● SUPPLIED RECORDS:

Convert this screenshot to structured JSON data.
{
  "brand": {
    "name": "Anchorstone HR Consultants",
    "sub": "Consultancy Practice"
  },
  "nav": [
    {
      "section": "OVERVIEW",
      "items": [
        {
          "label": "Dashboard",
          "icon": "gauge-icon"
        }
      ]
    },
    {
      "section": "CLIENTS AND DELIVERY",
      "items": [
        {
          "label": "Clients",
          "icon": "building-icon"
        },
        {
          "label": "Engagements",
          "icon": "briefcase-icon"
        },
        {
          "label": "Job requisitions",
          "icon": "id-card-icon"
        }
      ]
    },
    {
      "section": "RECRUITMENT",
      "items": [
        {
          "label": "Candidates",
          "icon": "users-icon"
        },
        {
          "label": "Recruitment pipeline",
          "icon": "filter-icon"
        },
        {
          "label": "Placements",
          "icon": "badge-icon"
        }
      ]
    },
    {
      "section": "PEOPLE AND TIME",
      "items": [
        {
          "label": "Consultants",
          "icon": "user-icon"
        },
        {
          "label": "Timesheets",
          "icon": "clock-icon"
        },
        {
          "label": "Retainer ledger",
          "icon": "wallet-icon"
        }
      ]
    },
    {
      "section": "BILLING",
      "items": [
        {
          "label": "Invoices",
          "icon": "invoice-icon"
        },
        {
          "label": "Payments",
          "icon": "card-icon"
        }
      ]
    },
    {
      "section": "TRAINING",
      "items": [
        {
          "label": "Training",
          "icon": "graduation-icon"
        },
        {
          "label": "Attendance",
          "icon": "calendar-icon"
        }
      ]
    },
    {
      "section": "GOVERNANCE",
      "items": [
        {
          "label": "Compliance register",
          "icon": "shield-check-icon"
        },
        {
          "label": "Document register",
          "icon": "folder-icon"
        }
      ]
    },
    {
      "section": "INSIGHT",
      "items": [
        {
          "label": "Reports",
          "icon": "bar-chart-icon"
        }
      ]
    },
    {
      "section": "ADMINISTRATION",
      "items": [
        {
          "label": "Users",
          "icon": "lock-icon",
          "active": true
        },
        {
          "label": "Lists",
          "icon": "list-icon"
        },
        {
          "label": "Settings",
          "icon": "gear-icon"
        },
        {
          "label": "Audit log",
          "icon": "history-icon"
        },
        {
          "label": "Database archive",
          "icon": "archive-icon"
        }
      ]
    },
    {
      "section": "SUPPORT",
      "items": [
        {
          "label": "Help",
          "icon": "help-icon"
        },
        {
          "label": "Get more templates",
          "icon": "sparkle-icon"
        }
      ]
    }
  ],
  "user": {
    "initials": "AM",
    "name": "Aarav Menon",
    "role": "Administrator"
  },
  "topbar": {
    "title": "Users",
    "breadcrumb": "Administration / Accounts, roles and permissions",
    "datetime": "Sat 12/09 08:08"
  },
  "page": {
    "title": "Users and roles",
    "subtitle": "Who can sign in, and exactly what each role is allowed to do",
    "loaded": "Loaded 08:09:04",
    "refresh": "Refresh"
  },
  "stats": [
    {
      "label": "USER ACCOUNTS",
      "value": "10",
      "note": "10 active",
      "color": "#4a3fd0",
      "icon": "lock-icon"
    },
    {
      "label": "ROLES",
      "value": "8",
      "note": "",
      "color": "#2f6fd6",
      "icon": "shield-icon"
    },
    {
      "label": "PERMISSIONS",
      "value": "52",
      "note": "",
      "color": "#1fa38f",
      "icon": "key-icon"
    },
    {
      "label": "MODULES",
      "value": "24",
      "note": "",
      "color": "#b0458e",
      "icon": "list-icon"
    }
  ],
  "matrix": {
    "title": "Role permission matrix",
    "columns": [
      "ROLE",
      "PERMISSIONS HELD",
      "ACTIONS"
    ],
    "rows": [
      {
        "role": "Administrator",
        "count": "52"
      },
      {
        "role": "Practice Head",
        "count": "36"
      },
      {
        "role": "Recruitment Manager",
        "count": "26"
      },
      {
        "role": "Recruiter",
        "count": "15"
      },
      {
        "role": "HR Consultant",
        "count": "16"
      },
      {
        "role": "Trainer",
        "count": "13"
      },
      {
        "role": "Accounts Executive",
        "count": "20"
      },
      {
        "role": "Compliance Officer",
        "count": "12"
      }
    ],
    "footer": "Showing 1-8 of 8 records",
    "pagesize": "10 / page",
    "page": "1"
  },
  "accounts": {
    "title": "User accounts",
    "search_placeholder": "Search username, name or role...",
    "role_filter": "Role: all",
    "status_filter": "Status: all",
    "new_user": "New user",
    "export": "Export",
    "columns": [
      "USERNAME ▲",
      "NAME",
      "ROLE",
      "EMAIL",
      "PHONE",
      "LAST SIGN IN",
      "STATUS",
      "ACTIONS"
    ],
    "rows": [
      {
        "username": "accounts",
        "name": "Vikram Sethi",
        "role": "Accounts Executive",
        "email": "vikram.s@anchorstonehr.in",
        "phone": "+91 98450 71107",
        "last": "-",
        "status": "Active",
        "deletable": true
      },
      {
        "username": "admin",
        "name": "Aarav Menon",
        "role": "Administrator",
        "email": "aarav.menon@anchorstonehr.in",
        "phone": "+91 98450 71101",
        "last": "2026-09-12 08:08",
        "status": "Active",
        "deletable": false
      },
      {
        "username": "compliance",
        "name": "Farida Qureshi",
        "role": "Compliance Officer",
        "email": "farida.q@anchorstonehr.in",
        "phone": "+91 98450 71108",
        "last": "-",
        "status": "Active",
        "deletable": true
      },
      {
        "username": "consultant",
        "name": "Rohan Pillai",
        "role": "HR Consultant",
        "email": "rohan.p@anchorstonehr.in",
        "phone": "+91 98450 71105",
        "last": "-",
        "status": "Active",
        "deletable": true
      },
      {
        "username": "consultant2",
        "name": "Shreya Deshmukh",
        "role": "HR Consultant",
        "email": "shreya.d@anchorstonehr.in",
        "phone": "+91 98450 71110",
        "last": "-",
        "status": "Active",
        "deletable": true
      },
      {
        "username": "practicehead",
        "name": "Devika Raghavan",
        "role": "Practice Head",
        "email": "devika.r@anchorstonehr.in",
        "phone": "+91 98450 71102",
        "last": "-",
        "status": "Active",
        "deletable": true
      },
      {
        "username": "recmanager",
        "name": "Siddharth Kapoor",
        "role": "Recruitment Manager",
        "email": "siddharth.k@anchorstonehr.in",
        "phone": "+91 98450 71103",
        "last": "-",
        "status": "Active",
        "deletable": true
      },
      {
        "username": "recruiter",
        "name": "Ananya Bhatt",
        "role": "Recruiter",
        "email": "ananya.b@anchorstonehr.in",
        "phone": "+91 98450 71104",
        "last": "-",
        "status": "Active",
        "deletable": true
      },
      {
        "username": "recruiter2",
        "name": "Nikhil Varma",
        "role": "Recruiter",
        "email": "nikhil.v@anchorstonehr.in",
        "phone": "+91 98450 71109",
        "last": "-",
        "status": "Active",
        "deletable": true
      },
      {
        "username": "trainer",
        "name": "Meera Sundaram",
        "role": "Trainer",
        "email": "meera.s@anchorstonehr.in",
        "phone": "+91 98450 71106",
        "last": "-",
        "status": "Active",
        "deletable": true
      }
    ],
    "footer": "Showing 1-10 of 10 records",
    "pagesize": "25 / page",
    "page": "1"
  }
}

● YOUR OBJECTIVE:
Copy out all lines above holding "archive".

● RESPONSE AREA:
          "label": "Database archive",
          "icon": "archive-icon"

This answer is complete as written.